Mozart understood so beautifully how closely contrary feelings lived with one another. He understood the quickness with which one feeling succeeds another. And he could present an experience like this scene in several emotional aspects at once. Fear, admiration, comedy, pity, awe, all simultaneously suggesting something bigger – that this is what experience is like. It is feeling the generosity of Donna Elvira’s effort to save the man she loves, and admiring and being appalled at his splendid, fearless refusal. When he laughs I admire him. I love them both. That Donna Elvira’s effort ends in such a ludicrous failure doesn’t make the effort any less sublime.
Leporello goes to investigate, and then you hear him scream, and he comes back and he’s so frightened he can hardly speak. So Don Giovanni has to get up and go see, and this is when the orchestra “sees” the statue. You hear these chords, they’re like a double take. The first of the two chords is the orchestra screaming too. I like to picture them with their hair all standing on end. Up to now they’ve just been providing the entertainment for the dinner party (as they did in the earlier party scene), playing the libertine’s servant with the same zestful complacency. And then – eeeeeeeeeeeek!
From here the music undergoes a transformation. It has a whole different point of view, one of many such shifts in distance and relation to the characters and the audience that would be a whole study in itself. The orchestra here is not Don Giovanni’s servant any more; it is the breath of divine wrath. If you heard it out of the context you’d never associate it with comedy – and yet the comedy doesn’t stop.
The statue comes in and Don Giovanni orders Leporello to lay a place at the table. “Ah, boss, we’re all dead,” says Leporello. The statue isn’t interested in earthly food. He’s got more important business. He invites Don Giovanni to dinner. “He hasn’t got time, sorry,” says Leporello. Don Giovanni’s courage doesn’t fail him. He accepts the invitation and the statue asks for his hand. “Tell him no! Tell him no!” Leporello cries. Don Giovanni places his hand in the statue’s hand, and the statue demands that he repent. Don Giovanni refuses, and next thing you know the two of them are shouting at each other. “Repent, wretch!” “No, you old dotard!” He keeps refusing until the ground opens beneath him, and a bunch of demons rise up and carry him off to hell, screaming. Nothing less will stop some people, I guess.
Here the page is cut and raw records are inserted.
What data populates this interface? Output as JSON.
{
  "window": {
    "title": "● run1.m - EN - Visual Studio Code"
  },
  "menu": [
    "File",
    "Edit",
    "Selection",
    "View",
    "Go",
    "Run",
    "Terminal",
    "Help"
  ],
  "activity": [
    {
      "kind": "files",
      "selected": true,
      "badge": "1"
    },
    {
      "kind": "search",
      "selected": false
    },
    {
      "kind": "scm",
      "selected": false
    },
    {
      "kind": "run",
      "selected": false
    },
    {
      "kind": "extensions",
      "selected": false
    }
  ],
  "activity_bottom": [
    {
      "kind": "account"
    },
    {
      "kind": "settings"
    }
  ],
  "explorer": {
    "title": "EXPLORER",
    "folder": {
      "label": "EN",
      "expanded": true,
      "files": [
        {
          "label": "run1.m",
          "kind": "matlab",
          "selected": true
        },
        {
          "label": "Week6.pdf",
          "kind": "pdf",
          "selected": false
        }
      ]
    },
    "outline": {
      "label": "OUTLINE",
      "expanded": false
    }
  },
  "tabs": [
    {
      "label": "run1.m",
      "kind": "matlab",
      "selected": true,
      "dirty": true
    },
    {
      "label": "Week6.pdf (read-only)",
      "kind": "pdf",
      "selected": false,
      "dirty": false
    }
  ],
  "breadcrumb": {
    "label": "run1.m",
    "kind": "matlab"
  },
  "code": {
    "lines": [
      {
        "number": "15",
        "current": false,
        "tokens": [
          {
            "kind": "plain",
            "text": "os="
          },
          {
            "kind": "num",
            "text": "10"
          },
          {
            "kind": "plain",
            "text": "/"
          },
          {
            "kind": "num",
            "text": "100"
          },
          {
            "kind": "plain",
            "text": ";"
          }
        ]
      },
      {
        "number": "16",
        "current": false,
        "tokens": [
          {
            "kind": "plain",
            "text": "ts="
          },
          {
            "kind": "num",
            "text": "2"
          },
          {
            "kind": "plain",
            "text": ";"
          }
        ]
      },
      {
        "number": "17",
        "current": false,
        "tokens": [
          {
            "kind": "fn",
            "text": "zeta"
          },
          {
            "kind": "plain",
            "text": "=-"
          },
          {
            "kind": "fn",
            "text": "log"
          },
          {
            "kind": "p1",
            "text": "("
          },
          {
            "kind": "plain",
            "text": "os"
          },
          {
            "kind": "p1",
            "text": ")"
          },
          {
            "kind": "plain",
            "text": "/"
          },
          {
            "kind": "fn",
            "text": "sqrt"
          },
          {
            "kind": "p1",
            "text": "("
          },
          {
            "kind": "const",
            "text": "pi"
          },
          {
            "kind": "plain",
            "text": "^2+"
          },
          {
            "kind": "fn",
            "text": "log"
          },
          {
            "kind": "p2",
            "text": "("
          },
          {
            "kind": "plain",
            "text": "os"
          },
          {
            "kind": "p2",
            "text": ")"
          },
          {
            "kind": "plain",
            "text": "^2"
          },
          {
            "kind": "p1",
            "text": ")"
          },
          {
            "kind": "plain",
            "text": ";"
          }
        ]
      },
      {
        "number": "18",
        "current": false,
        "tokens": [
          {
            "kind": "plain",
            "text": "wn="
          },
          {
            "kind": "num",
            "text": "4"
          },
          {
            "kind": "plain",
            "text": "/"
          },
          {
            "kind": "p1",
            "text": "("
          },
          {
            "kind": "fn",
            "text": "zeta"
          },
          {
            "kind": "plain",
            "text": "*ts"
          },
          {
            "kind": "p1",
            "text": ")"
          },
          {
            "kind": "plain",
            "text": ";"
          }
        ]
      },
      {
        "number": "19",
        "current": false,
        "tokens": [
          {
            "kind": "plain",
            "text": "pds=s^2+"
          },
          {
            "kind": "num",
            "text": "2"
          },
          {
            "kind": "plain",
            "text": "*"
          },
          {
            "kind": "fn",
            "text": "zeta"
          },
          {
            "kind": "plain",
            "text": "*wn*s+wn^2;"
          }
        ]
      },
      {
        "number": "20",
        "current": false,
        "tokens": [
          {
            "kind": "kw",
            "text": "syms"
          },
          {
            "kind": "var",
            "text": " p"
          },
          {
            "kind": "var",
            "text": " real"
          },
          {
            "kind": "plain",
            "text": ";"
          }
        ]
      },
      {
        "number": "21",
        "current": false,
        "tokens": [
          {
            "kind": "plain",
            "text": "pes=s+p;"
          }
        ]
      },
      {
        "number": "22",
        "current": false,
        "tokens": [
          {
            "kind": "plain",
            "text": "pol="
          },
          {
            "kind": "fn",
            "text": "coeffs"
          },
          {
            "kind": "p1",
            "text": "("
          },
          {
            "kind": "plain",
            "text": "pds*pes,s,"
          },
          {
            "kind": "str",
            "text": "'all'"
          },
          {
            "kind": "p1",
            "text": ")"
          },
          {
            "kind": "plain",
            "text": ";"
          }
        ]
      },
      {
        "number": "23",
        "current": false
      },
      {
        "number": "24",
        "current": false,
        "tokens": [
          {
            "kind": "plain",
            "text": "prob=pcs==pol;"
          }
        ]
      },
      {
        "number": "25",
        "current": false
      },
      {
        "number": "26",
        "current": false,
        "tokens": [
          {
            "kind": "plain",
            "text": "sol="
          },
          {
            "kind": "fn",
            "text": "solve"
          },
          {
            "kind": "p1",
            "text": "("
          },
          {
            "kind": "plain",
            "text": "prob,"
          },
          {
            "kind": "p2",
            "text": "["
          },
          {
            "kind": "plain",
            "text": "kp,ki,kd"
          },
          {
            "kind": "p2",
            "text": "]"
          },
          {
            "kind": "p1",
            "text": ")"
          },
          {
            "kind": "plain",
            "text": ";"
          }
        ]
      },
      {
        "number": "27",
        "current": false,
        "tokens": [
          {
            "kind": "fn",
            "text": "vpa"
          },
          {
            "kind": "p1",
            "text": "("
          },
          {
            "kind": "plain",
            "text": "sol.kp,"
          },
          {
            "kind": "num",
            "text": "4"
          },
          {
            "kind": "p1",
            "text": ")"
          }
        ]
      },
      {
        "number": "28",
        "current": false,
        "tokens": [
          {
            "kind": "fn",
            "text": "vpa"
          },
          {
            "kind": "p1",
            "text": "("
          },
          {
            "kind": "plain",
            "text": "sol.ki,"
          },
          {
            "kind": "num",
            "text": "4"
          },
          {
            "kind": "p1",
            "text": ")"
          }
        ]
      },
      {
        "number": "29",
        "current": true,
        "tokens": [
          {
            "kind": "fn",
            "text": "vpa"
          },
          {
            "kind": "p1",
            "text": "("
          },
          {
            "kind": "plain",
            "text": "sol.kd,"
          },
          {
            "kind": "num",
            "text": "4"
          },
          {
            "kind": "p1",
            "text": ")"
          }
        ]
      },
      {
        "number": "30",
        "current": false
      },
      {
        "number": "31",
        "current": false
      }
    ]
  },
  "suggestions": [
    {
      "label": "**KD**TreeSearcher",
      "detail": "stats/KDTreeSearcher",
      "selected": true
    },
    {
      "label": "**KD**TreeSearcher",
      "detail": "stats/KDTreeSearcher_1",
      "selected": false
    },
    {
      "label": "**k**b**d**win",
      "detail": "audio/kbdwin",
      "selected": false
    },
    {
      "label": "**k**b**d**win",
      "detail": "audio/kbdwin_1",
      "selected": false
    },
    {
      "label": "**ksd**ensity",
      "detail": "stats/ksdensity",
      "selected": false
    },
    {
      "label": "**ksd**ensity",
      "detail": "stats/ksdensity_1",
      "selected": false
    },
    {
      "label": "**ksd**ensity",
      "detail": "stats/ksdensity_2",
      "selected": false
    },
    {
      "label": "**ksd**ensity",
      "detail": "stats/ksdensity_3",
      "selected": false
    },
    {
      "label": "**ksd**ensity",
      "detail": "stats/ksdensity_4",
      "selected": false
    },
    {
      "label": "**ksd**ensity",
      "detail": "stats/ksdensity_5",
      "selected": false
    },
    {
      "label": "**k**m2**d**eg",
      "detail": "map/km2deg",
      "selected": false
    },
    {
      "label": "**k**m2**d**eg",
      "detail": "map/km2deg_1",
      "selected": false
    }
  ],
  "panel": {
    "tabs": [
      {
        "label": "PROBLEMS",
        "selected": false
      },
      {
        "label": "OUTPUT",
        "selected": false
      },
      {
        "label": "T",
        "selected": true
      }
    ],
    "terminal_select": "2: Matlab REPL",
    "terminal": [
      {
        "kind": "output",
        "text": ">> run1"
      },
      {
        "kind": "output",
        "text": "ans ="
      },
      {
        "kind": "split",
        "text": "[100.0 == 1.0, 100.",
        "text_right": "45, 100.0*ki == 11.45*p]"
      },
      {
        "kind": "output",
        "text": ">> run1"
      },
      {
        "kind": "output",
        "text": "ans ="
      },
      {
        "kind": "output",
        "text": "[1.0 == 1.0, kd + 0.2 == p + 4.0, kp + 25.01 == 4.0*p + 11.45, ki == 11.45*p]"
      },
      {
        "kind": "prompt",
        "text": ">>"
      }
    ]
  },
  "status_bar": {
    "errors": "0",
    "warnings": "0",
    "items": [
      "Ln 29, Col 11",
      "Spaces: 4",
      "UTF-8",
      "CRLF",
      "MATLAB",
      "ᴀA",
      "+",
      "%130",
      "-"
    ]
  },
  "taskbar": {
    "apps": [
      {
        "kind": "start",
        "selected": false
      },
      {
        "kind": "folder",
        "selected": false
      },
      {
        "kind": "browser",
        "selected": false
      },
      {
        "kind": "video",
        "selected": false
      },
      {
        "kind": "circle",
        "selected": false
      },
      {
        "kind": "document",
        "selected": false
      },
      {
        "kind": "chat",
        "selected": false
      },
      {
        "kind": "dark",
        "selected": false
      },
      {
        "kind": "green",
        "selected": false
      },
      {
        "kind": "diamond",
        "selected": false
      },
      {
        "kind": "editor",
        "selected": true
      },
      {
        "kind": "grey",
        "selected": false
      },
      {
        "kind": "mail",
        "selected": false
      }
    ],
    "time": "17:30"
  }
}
That’s just a little of what I’m getting out of Don Giovanni now. There are lots of other bits that I just listen to and wonder at. Why am I telling you this? Partly to share this pleasure that I have, though for you, listening to it would be better than reading this. But if this little account helped you to get more pleasure out of it, that would be something, wouldn’t it?